The second point is addressing the bigger picture. I wonder what it was that compelled you to do this. Did you feel patriotic? Did you feel as if you did our country a favor? Did you expect me to see it and accept your action as a moral imperative – as a lesson as to how I should treat MY flag?
I have yet to speak to you about this, but to be honest, a large part of me has no interest in hearing your justification. Because I can already fathom why it was you did what you did. If you thought this patriotic – this is the most unpatriotic thing you could have done. Must I remind you that I too am American. I was born in the United States. I am as American as you, and as an American, we are supposedly endowed with the right to express our patriotism as we see fit. When you flipped the flag, what you said was “Nico, or whomever this flags belongs to, you are not as American, or even American, as I”. If not, that is what I heard. Why? Is it the color of my skin? Is it the “Ghetto” vernacular I use? The accents of my parents? What makes your claim to our flag more legitimate than mine? Probably your white skin, as we know that all others who are not white have never been seen as American. Our skin color gives us the hyphen, the (in)visible mark of the wretched, the unwanted, the less human, the lives that don’t and never mattered.
In this you are wrong. I am American.
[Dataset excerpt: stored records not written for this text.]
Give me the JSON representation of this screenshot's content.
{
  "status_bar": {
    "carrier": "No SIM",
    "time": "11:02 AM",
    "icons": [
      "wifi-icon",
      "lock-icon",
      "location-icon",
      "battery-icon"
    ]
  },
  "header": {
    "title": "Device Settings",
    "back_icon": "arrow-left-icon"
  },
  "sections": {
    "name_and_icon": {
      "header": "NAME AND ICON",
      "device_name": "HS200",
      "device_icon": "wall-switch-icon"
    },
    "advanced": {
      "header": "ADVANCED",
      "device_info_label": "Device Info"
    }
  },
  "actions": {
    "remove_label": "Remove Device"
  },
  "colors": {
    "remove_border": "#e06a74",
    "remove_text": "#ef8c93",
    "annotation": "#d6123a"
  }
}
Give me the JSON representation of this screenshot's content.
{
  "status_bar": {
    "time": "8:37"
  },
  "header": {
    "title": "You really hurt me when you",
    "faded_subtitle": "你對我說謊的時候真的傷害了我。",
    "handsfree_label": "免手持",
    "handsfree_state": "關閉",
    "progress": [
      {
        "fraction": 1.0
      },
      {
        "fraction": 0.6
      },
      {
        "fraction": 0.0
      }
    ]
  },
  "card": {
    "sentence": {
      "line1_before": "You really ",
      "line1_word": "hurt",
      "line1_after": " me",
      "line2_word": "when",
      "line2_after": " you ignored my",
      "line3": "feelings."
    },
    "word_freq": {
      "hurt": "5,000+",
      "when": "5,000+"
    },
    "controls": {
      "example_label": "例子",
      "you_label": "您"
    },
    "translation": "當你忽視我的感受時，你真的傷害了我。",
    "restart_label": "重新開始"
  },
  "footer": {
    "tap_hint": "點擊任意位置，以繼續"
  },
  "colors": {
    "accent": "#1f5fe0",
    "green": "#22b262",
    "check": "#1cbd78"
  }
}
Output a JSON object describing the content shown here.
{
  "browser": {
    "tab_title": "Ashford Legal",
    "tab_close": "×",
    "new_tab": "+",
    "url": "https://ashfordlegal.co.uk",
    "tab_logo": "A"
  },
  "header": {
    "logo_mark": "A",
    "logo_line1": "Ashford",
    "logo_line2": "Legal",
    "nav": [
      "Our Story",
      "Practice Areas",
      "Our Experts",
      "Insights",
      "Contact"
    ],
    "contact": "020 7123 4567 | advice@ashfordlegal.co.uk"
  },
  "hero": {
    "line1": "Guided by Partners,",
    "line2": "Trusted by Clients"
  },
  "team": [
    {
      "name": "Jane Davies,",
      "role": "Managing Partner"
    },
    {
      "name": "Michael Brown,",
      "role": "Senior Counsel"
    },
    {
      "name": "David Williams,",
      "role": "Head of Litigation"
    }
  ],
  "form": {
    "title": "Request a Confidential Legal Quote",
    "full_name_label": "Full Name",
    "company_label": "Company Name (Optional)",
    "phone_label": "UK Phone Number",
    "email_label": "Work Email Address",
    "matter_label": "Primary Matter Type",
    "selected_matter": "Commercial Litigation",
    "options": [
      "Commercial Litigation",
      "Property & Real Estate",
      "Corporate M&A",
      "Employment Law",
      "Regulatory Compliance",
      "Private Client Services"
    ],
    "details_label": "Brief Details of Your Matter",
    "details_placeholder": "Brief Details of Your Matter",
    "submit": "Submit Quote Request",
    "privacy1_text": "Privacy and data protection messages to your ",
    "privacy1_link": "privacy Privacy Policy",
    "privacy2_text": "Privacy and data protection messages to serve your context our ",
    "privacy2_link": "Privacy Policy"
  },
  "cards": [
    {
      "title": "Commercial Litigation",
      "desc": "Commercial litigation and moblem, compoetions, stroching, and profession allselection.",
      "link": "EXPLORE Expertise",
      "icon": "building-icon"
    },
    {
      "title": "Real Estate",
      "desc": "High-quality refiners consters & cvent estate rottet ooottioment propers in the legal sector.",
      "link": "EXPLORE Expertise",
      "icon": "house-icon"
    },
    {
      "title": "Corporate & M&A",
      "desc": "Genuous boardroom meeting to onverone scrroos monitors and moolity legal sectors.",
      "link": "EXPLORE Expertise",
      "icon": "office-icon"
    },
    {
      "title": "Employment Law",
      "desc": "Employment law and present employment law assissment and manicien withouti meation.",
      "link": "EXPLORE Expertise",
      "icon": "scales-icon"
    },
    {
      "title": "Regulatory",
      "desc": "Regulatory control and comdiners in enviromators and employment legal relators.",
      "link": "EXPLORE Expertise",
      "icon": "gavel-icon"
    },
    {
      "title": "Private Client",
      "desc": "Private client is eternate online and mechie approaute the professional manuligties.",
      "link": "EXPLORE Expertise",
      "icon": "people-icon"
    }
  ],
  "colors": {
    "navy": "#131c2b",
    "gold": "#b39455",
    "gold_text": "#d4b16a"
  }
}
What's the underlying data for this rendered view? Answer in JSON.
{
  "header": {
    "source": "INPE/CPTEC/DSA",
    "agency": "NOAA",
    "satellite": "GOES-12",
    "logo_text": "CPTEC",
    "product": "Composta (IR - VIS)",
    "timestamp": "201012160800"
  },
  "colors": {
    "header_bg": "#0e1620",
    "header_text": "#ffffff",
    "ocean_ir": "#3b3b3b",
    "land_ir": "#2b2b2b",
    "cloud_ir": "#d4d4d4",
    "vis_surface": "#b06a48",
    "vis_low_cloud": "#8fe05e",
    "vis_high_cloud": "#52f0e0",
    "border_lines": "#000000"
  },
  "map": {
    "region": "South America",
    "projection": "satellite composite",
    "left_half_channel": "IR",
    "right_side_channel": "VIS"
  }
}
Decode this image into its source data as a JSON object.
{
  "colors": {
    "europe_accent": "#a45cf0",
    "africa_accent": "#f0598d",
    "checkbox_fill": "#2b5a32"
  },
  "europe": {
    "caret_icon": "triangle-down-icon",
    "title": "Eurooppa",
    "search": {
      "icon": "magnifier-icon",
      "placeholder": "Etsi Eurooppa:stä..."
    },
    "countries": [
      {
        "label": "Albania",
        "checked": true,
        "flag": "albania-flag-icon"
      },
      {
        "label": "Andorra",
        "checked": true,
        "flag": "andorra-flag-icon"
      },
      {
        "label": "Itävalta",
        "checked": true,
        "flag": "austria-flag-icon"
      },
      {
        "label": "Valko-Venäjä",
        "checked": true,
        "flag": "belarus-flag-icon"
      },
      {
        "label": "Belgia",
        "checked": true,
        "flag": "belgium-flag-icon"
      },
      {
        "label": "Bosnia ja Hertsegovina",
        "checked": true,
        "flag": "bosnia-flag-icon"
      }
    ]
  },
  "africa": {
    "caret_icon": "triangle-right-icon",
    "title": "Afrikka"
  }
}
But what else is troubling is that if you thought that my flag was in some way offensive to our country, to our people, our history, you must be basking in willful blindness, but that is something I can understand. See, the fundamental difference between you and I, and the reason that I addressed this “Dear White Male”, is that when I see the flag, I do not only see a country I love and ideas that I value, but I see the devastation that has come with it. Under its red soaked stripes and under the stars as witnesses, things have been done in the name of the American flag that are too horrific to utter without despair. Genocide, Colonization, Racism, Sexism, I can go on, but I am not here to educate you. You can do that on your own. That is part of the reason my flag hung as it did. It was to recognize the space that I must negotiate everyday. To try and reconcile the fact that the country I love does not love us both in the same way, that it does not, and never has, loved me.
How can you address this small, yet significant grievance against me? The first is to apologize, but as I have come to learn, the road to decolonizing the mind and breaking down the structures that made you believe you were in your full right to do as you saw fit is not peaceful or without struggle, thus an apology does not suffice. The only way I see that you can successfully communicate to me that you recognize the harm you have committed is to return to my home and flip the flag upside down again, to its original state. Anything less only tells me you do not understand what I, and countless others, have tried to tell you (and those like you) for 229 years.
Because, see, as this is not only a piece of cloth to you, it is not only a piece of cloth to me. It is my flag, the flag of my country.
Nicolas Alberto Montano Carabjal, US Citizen, Born in Suffern, New York, March 13 1992